All the data should be printed again exactly as written.

━━ EXTRACTED MATERIAL ━━

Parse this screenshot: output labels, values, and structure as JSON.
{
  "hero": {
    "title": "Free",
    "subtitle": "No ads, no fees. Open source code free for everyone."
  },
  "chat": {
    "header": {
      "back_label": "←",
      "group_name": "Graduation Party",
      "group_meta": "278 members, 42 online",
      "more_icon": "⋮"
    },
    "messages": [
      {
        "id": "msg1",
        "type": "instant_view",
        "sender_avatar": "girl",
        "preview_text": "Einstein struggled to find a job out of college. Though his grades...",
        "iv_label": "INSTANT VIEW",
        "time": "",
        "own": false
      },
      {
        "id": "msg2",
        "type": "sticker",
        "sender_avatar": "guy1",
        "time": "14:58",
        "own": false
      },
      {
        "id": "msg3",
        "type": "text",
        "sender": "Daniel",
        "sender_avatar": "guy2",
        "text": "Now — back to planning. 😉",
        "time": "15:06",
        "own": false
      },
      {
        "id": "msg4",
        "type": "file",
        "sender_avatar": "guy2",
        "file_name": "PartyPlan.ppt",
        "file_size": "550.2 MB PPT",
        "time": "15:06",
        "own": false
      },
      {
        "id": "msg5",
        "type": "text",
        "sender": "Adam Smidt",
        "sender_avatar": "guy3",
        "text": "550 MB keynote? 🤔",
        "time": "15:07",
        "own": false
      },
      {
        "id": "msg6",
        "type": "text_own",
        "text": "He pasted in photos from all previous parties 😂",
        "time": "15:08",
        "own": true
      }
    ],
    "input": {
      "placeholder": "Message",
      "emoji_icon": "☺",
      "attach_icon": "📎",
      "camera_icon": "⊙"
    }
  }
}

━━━

> [RESPONSE]:
Parse this screenshot: output labels, values, and structure as JSON.
{
  "hero": {
    "title": "Free",
    "subtitle": "No ads, no fees. Open source code free for everyone."
  },
  "chat": {
    "header": {
      "back_label": "←",
      "group_name": "Graduation Party",
      "group_meta": "278 members, 42 online",
      "more_icon": "⋮"
    },
    "messages": [
      {
        "id": "msg1",
        "type": "instant_view",
        "sender_avatar": "girl",
        "preview_text": "Einstein struggled to find a job out of college. Though his grades...",
        "iv_label": "INSTANT VIEW",
        "time": "",
        "own": false
      },
      {
        "id": "msg2",
        "type": "sticker",
        "sender_avatar": "guy1",
        "time": "14:58",
        "own": false
      },
      {
        "id": "msg3",
        "type": "text",
        "sender": "Daniel",
        "sender_avatar": "guy2",
        "text": "Now — back to planning. 😉",
        "time": "15:06",
        "own": false
      },
      {
        "id": "msg4",
        "type": "file",
        "sender_avatar": "guy2",
        "file_name": "PartyPlan.ppt",
        "file_size": "550.2 MB PPT",
        "time": "15:06",
        "own": false
      },
      {
        "id": "msg5",
        "type": "text",
        "sender": "Adam Smidt",
        "sender_avatar": "guy3",
        "text": "550 MB keynote? 🤔",
        "time": "15:07",
        "own": false
      },
      {
        "id": "msg6",
        "type": "text_own",
        "text": "He pasted in photos from all previous parties 😂",
        "time": "15:08",
        "own": true
      }
    ],
    "input": {
      "placeholder": "Message",
      "emoji_icon": "☺",
      "attach_icon": "📎",
      "camera_icon": "⊙"
    }
  }
}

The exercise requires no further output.